» About this exercise: Would you restate the entries below word for word, leaving out the images?

[App and web page records]
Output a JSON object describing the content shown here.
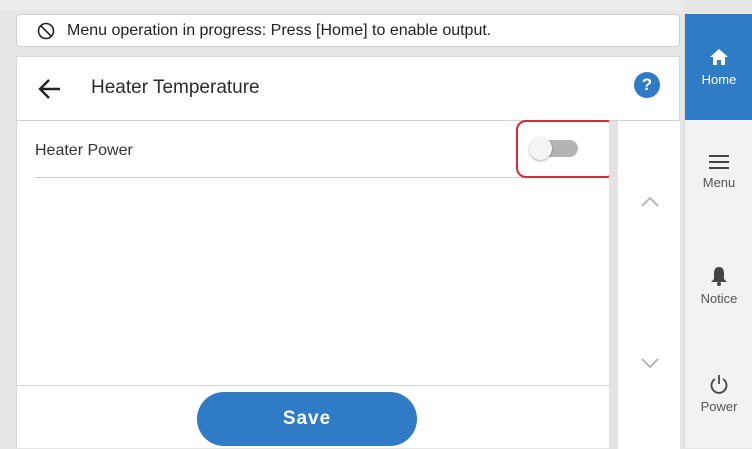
{
  "banner": {
    "icon": "no-entry-icon",
    "text": "Menu operation in progress: Press [Home] to enable output."
  },
  "header": {
    "back_icon": "back-arrow-icon",
    "title": "Heater Temperature",
    "help_label": "?"
  },
  "settings": [
    {
      "label": "Heater Power",
      "control": "toggle",
      "value": "off",
      "highlighted": true
    }
  ],
  "scroll": {
    "up_icon": "chevron-up-icon",
    "down_icon": "chevron-down-icon"
  },
  "footer": {
    "save_label": "Save"
  },
  "sidebar": {
    "items": [
      {
        "label": "Home",
        "icon": "home-icon",
        "active": true
      },
      {
        "label": "Menu",
        "icon": "hamburger-menu-icon",
        "active": false
      },
      {
        "label": "Notice",
        "icon": "bell-icon",
        "active": false
      },
      {
        "label": "Power",
        "icon": "power-icon",
        "active": false
      }
    ]
  },
  "colors": {
    "accent": "#2f7bc6",
    "highlight": "#d62b35",
    "toggle_off": "#b4b4b4"
  }
}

» Response area:
Output a JSON object describing the content shown here.
{
  "banner": {
    "icon": "no-entry-icon",
    "text": "Menu operation in progress: Press [Home] to enable output."
  },
  "header": {
    "back_icon": "back-arrow-icon",
    "title": "Heater Temperature",
    "help_label": "?"
  },
  "settings": [
    {
      "label": "Heater Power",
      "control": "toggle",
      "value": "off",
      "highlighted": true
    }
  ],
  "scroll": {
    "up_icon": "chevron-up-icon",
    "down_icon": "chevron-down-icon"
  },
  "footer": {
    "save_label": "Save"
  },
  "sidebar": {
    "items": [
      {
        "label": "Home",
        "icon": "home-icon",
        "active": true
      },
      {
        "label": "Menu",
        "icon": "hamburger-menu-icon",
        "active": false
      },
      {
        "label": "Notice",
        "icon": "bell-icon",
        "active": false
      },
      {
        "label": "Power",
        "icon": "power-icon",
        "active": false
      }
    ]
  },
  "colors": {
    "accent": "#2f7bc6",
    "highlight": "#d62b35",
    "toggle_off": "#b4b4b4"
  }
}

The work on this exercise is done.